▶ [Your task]
Copy out each line containing "icon" from the entries below.

▶ [Material shown]
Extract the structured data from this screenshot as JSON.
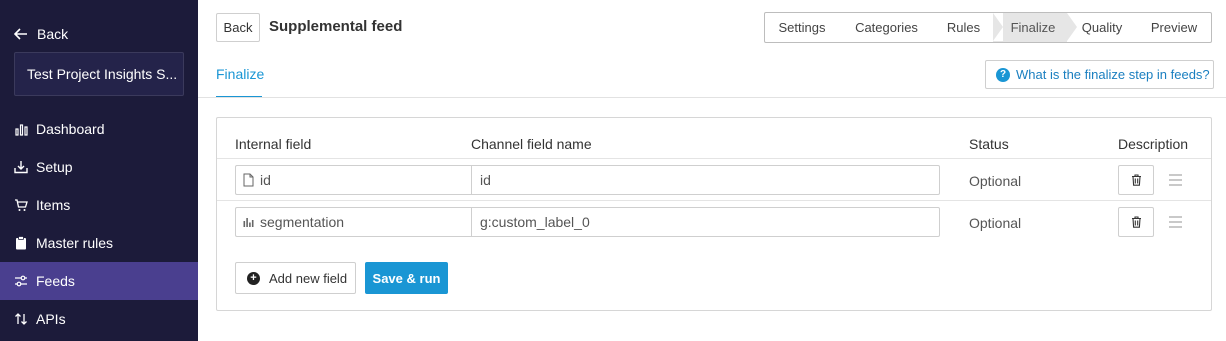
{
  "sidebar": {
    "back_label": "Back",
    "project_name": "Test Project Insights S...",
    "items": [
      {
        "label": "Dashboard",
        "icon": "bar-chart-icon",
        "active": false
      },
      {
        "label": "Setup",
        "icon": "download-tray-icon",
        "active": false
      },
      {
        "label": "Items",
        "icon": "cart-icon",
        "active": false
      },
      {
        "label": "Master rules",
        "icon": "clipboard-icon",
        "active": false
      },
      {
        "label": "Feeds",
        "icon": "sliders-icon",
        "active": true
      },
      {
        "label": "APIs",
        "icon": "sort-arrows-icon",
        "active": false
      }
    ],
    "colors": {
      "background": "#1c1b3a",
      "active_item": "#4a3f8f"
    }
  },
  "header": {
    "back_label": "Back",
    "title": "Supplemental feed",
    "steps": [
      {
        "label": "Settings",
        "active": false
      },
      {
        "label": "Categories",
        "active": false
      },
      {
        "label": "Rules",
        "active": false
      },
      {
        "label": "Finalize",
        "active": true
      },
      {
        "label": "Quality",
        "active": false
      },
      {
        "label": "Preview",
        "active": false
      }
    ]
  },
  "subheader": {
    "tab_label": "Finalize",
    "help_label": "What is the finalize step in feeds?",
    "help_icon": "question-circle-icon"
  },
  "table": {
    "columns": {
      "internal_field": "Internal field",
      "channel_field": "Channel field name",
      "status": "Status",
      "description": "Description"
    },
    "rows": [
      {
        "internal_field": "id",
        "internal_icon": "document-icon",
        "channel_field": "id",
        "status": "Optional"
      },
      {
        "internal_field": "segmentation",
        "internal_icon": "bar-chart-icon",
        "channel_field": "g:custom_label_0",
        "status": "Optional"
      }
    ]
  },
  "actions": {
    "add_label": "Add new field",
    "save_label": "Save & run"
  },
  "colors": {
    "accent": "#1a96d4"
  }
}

▶ [Solution]
        "icon": "bar-chart-icon",
        "icon": "download-tray-icon",
        "icon": "cart-icon",
        "icon": "clipboard-icon",
        "icon": "sliders-icon",
        "icon": "sort-arrows-icon",
    "help_icon": "question-circle-icon"
        "internal_icon": "document-icon",
        "internal_icon": "bar-chart-icon",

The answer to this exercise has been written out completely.